━━━ Dataset excerpts ━━━
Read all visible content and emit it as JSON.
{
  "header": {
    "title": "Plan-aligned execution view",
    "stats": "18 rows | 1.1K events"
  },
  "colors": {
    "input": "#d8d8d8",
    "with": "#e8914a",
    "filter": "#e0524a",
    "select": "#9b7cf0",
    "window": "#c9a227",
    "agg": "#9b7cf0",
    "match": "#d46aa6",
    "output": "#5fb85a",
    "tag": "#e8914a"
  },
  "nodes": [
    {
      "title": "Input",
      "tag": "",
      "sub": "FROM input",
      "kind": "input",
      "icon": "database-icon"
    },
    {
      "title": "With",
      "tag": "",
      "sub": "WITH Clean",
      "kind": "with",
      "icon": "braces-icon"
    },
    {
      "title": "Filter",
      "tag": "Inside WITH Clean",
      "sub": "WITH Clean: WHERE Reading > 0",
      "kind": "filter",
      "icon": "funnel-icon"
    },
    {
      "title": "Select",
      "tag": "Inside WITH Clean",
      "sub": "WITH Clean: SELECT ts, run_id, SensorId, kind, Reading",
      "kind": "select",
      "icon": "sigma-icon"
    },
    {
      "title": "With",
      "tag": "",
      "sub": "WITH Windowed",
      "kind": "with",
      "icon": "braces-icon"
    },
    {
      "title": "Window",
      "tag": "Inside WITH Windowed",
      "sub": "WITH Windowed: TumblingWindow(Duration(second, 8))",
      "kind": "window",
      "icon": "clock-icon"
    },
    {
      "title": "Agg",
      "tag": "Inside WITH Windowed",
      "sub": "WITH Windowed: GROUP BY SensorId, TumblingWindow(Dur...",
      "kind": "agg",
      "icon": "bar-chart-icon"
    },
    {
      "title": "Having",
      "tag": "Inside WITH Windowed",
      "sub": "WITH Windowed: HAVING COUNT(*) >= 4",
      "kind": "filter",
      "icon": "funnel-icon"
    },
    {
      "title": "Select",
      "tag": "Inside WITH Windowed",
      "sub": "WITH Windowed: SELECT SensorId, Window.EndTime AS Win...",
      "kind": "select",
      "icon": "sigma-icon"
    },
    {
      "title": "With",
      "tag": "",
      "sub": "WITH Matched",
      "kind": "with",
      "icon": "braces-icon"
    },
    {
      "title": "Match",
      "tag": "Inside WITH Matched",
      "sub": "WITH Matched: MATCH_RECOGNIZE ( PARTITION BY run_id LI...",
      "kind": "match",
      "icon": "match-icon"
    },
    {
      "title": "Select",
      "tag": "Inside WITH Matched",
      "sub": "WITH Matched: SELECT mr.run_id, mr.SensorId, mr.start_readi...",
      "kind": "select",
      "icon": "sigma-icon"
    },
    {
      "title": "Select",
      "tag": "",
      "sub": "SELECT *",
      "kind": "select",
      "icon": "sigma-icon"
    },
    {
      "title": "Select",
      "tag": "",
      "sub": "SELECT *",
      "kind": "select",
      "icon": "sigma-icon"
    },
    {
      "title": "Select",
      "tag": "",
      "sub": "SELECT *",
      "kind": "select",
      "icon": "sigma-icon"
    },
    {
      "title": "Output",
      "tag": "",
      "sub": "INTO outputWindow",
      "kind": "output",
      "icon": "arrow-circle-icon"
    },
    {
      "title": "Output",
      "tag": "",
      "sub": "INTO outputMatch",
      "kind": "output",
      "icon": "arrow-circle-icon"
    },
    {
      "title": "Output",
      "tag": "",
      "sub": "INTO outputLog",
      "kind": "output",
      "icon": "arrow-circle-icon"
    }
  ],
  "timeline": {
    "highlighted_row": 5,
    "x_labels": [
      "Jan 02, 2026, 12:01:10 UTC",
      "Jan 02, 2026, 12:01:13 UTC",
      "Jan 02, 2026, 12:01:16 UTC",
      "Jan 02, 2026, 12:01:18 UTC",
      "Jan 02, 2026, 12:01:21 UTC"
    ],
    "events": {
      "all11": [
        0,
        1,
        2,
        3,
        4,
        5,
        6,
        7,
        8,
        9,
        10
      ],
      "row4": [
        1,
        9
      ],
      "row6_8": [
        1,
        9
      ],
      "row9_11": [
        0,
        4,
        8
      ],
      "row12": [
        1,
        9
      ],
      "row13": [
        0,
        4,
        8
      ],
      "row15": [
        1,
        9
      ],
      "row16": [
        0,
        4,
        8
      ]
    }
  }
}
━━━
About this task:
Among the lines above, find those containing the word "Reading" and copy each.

Written solution:
      "sub": "WITH Clean: WHERE Reading > 0",
      "sub": "WITH Clean: SELECT ts, run_id, SensorId, kind, Reading",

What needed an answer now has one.